There you go, kids. Drugs can fix anything. Seriously though, if a flying box starts talking to you, drugs probably won't make things much worse.

As soon as Lois falls asleep, Superman shows up to check on the box.

Okay, am I the only one who has a problem with Superman flying into a sleeping woman's bedroom in the middle of night? Why do I feel like this isn't the first time he's done this? Lucky for Lois she favors modest nightwear. If she wore a teddy to bed, Supes would bring along half the Justice League to spy on her.

Chatting with the mystery box as Lois lies deep in her drug-induced slumber, Superman lets us readers in on the big secret.

Superman tells his Kandorian pal Ber-Tal to keep up the good work: "When she wakes up, promise her anything if she'll open the box!" Way to play dirty, pal. For a half-second his conscience kicks in as he notes "If Lois finally releases you, she will never forgive me..." No kidding; I imagine any gal would have a hard time forgiving you for smuggling a strange man into her apartment who can watch everything she does with x-ray vision. Broads can be funny that way.

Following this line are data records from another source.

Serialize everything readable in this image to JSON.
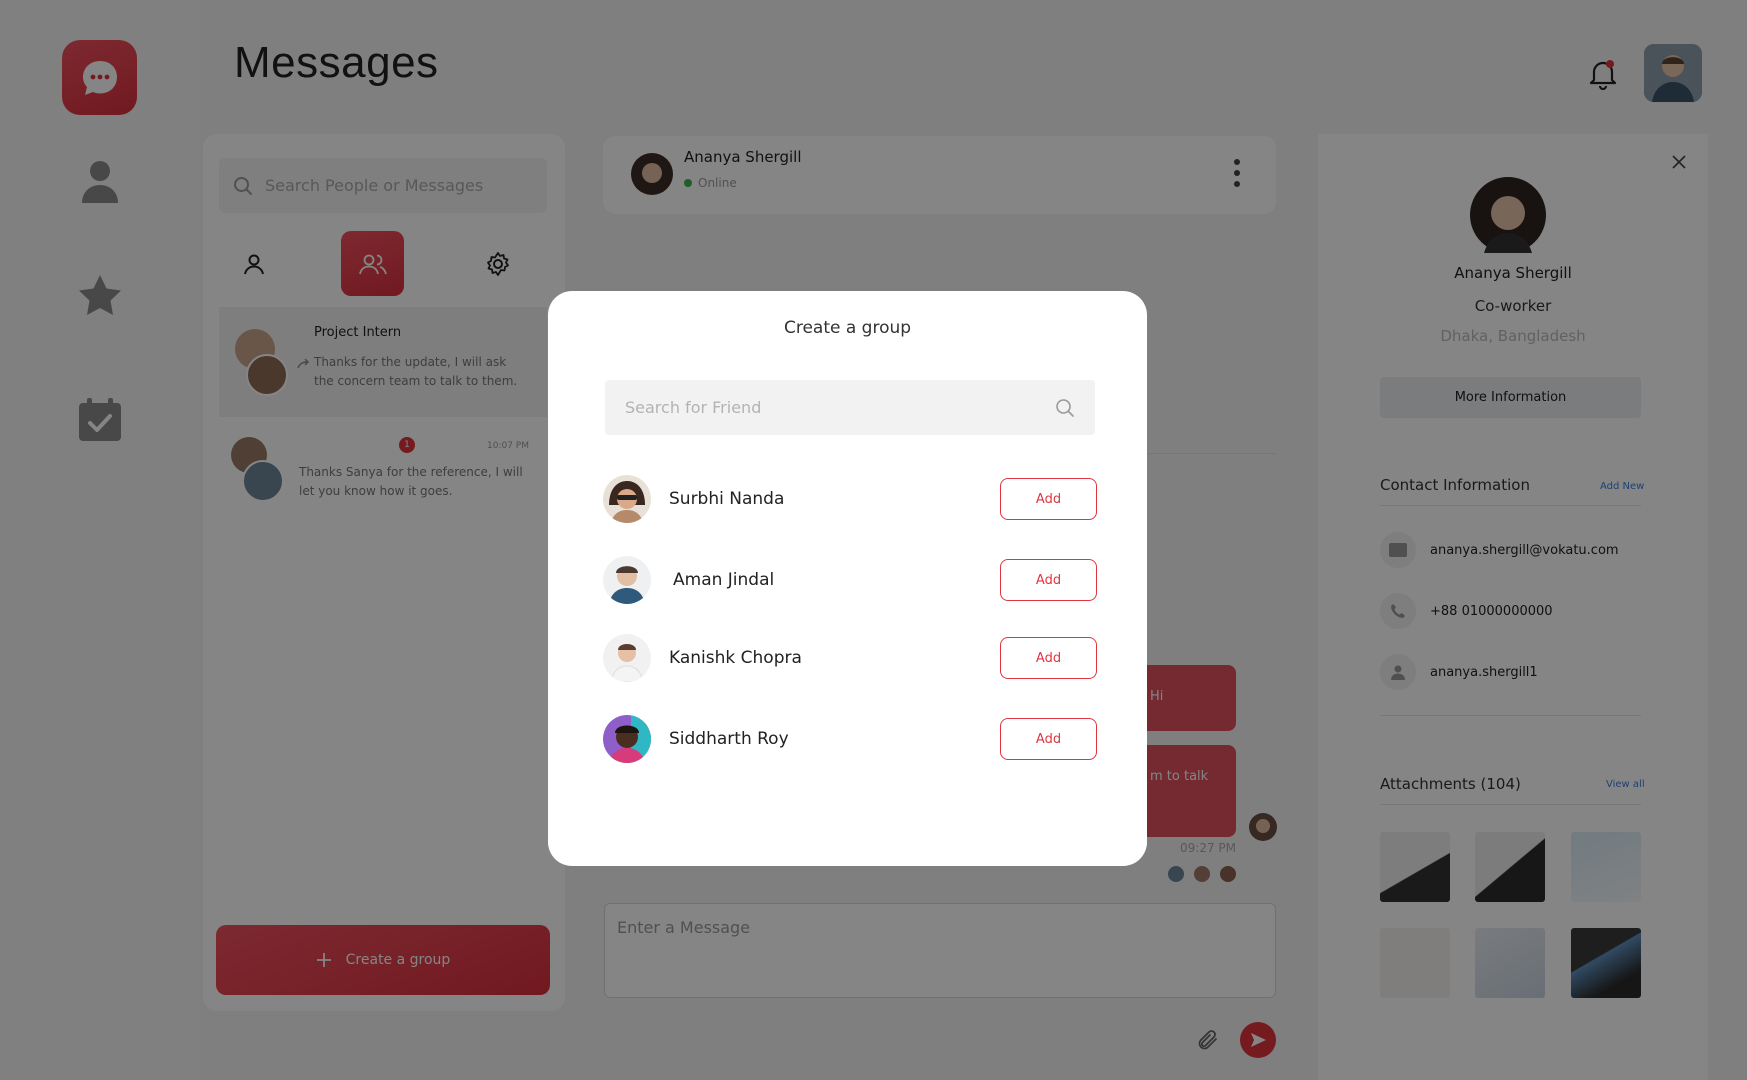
{
  "header": {
    "title": "Messages"
  },
  "sidebar": {
    "icons": [
      "chat-logo-icon",
      "user-icon",
      "star-icon",
      "calendar-check-icon"
    ]
  },
  "conversations": {
    "search_placeholder": "Search People or Messages",
    "items": [
      {
        "name": "Project Intern",
        "message": "Thanks for the update, I will ask the concern team to talk to them."
      },
      {
        "name": "",
        "badge": "1",
        "time": "10:07 PM",
        "message": "Thanks Sanya for the reference, I will let you know how it goes."
      }
    ],
    "create_group_label": "Create a group"
  },
  "chat": {
    "contact_name": "Ananya Shergill",
    "status": "Online",
    "bubbles": [
      "Hi",
      "m to talk"
    ],
    "time": "09:27 PM",
    "input_placeholder": "Enter a Message"
  },
  "profile": {
    "name": "Ananya Shergill",
    "role": "Co-worker",
    "location": "Dhaka, Bangladesh",
    "more_info_label": "More Information",
    "contact_title": "Contact Information",
    "add_new_label": "Add New",
    "email": "ananya.shergill@vokatu.com",
    "phone": "+88 01000000000",
    "username": "ananya.shergill1",
    "attachments_title": "Attachments (104)",
    "view_all_label": "View all"
  },
  "modal": {
    "title": "Create a group",
    "search_placeholder": "Search for Friend",
    "add_label": "Add",
    "friends": [
      {
        "name": "Surbhi Nanda"
      },
      {
        "name": "Aman Jindal"
      },
      {
        "name": "Kanishk Chopra"
      },
      {
        "name": "Siddharth Roy"
      }
    ]
  },
  "colors": {
    "accent": "#e0353f",
    "link": "#3d7bd9",
    "online": "#3cb54a"
  }
}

At dawn, Lois wakes to find her bed levitating off the floor, because the box is lifting it. "If you free me," says the voice inside, "I'll reward you beyond your wildest dreams!" Lois is steadfast in her resolve, grabbing her ear plugs to block the voice's pleas. The box knocks the plugs out of her hands and keeps harassing her.

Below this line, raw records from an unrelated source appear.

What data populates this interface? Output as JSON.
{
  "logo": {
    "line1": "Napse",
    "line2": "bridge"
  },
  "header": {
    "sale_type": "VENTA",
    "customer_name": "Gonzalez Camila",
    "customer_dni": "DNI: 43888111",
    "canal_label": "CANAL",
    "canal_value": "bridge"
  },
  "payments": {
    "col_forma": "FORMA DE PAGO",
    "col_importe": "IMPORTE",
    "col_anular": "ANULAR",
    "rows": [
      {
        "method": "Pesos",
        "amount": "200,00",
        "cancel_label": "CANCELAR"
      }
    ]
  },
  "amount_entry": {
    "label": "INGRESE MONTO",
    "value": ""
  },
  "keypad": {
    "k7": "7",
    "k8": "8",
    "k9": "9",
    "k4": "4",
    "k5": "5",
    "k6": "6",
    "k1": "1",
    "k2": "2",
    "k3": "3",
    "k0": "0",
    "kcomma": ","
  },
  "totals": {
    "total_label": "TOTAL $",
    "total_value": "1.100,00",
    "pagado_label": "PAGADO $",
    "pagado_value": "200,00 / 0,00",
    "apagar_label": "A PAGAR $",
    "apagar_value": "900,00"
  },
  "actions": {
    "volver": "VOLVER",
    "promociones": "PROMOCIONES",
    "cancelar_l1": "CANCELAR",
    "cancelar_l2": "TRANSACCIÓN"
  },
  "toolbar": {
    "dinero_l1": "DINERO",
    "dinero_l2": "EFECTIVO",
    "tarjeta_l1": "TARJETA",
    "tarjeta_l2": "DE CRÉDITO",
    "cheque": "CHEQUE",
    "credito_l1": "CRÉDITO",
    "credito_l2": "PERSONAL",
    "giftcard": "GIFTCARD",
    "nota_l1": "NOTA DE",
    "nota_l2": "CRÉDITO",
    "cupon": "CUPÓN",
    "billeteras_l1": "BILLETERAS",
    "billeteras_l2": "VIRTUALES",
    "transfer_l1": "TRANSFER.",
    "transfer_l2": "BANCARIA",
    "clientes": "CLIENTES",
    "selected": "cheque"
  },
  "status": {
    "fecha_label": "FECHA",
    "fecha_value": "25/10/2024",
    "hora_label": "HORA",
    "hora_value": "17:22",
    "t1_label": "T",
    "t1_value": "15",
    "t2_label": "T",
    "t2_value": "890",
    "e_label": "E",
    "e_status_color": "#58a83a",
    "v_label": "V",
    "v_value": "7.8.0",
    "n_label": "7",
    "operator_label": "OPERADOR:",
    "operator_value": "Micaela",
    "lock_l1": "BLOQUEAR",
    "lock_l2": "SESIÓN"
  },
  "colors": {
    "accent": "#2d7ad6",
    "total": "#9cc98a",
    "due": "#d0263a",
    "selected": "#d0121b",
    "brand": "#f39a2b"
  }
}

A bit of a break comes when Lana Lang arrives for lunch and greets Lois in her own sweet way.

Wow, sweet little Lana of Smallville grew up to be Alexis Carrington, didn't she? What kind of shrew shows up to bum lunch off a friend and says hello with an insult? And just to be extra rude, she brings a pet along unannounced. If you ask me, Superman should save a little of his bad attitude for the redhead in his life.

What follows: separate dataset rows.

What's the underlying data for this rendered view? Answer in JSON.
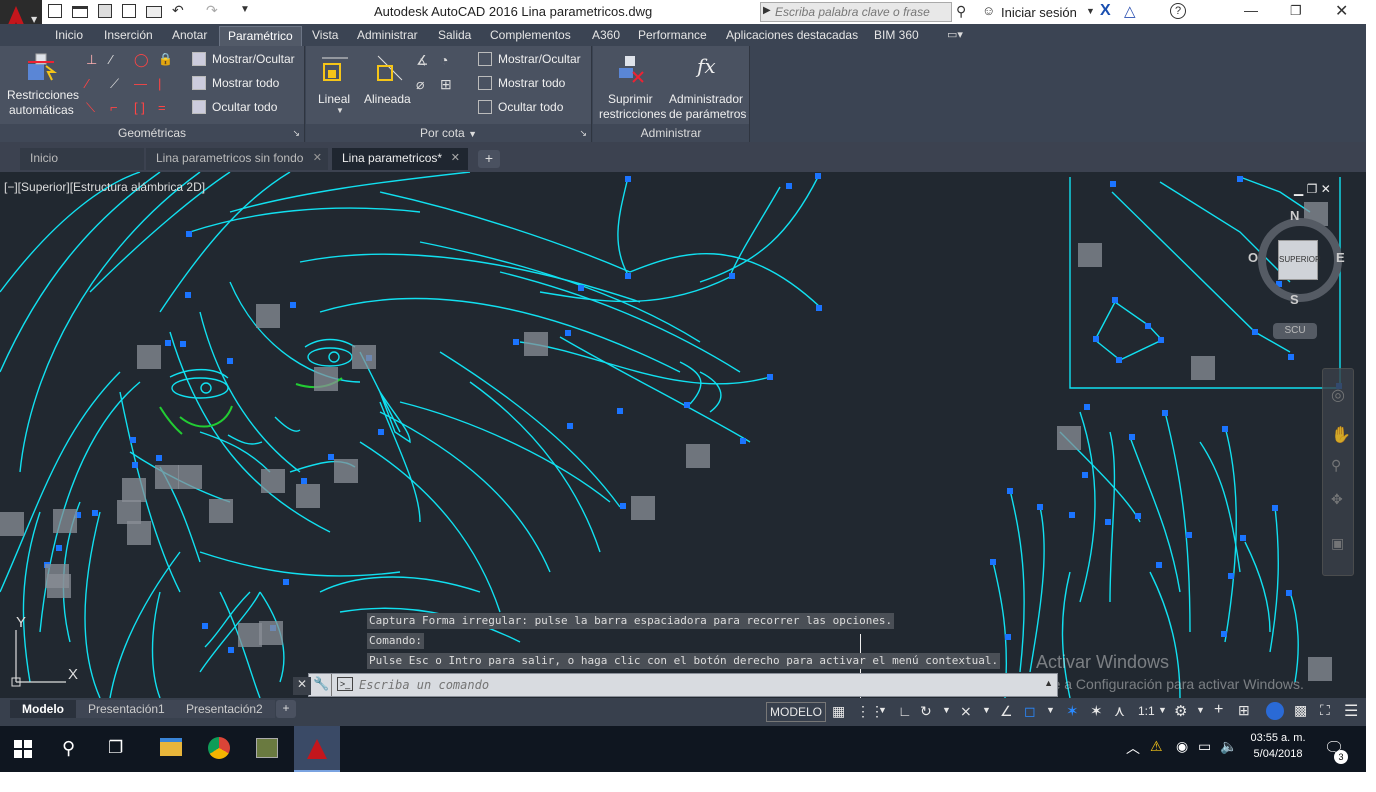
{
  "window": {
    "title": "Autodesk AutoCAD 2016   Lina parametricos.dwg",
    "search_placeholder": "Escriba palabra clave o frase",
    "signin_label": "Iniciar sesión"
  },
  "ribbon_tabs": [
    "Inicio",
    "Inserción",
    "Anotar",
    "Paramétrico",
    "Vista",
    "Administrar",
    "Salida",
    "Complementos",
    "A360",
    "Performance",
    "Aplicaciones destacadas",
    "BIM 360"
  ],
  "ribbon": {
    "geometricas": {
      "title": "Geométricas",
      "auto_label_1": "Restricciones",
      "auto_label_2": "automáticas",
      "show_hide": "Mostrar/Ocultar",
      "show_all": "Mostrar todo",
      "hide_all": "Ocultar todo"
    },
    "por_cota": {
      "title": "Por cota",
      "lineal": "Lineal",
      "alineada": "Alineada",
      "show_hide": "Mostrar/Ocultar",
      "show_all": "Mostrar todo",
      "hide_all": "Ocultar todo"
    },
    "administrar": {
      "title": "Administrar",
      "suprimir_1": "Suprimir",
      "suprimir_2": "restricciones",
      "admin_1": "Administrador",
      "admin_2": "de parámetros"
    }
  },
  "doc_tabs": [
    "Inicio",
    "Lina parametricos sin fondo",
    "Lina parametricos*"
  ],
  "viewport": {
    "label": "[−][Superior][Estructura alámbrica 2D]",
    "viewcube_top": "SUPERIOR",
    "compass_n": "N",
    "compass_s": "S",
    "compass_e": "E",
    "compass_o": "O",
    "ucs_label": "SCU",
    "axis_y": "Y",
    "axis_x": "X"
  },
  "command": {
    "history": [
      "Captura Forma irregular: pulse la barra espaciadora para recorrer las opciones.",
      "Comando:",
      "Pulse Esc o Intro para salir, o haga clic con el botón derecho para activar el menú contextual."
    ],
    "placeholder": "Escriba un comando"
  },
  "watermark": {
    "line1": "Activar Windows",
    "line2": "Ve a Configuración para activar Windows."
  },
  "layout_tabs": [
    "Modelo",
    "Presentación1",
    "Presentación2"
  ],
  "status": {
    "model": "MODELO",
    "scale": "1:1"
  },
  "taskbar": {
    "time": "03:55 a. m.",
    "date": "5/04/2018",
    "notifications": "3"
  },
  "colors": {
    "accent": "#00e5ff",
    "grip": "#1b74ff",
    "canvas": "#212830",
    "ribbon": "#3b4453"
  }
}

At exactly three o'clock, Superman flies in through the kitchen window (in a neat touch, Curt Swan draws Lana primping her hair at the sight of him). Lois tells him he can find his box in the living room, unopened. Instead, he finds it ripped to shreds and assumes she's failed the test (Lana is shown smirking).

Ber-Tal clears things up by producing the real culprit: Lana's cat, who smelled the Kandorian inside the box and ripped it open to get to him. Superman apologizes to Lois (though not too heartily) and rewards Lois with the box she initially saw him giving to Perry White.

Haw, haw.

You know, it occurs to me that for a site with "fan" in the title an uncomfortable percentage of my reviews end up feeling like they should be on the Superdickery site, but what's a guy to do? Superman is a real jerk in this story, right down to that last twist of the knife. In fact, just about everyone in this story is hateful to Lois in some way or other, which is almost enough to make me feel sorry for her.

We're left to imagine Ber-Tal's reaction was when he learned the nature of the "special mission" he'd volunteered for. Surely even in Kandor people have lives to lead, and more important things to do with their time than play pranks on Superman's friends. How would Superman even approach the issue? If he just says "I need a volunteer," he risks being yelled at when the volunteer realizes what a stupid mission it is, but if he says up front "I need someone to hang out in Lois Lane's apartment all night...and you'll have x-ray vision", then it's a given most of the applicants will be perverts. The least he could have done was ask for a female volunteer.

I'm still not even sure what kind of "lesson" he's trying to teach. Come on, it's a floating, talking box that begs you to open it in exchange for anything you desire! Opening it wouldn't make you a snoop; on the contrary, not opening it would demonstrate some kind of superhuman restraint. Superman stacks the deck against Lois, and when he loses his bet anyway he can't resist getting in one last dig. Jerk.

Anyway, if Lois clears herself for now on "snoop" charges, she does reveal herself as something of a narcissist. I mean, how many people know exactly how many days it is til their birthday, if it's more than a month?

This one marks the second time in one week I guessed the wrong writer for a story. With the ham-handed (and largely failed) attempts at humor, I guessed this was a Jerry Siegel job, but it turns out the writer was Leo Dorfman.

At least I was curious enough to look it up.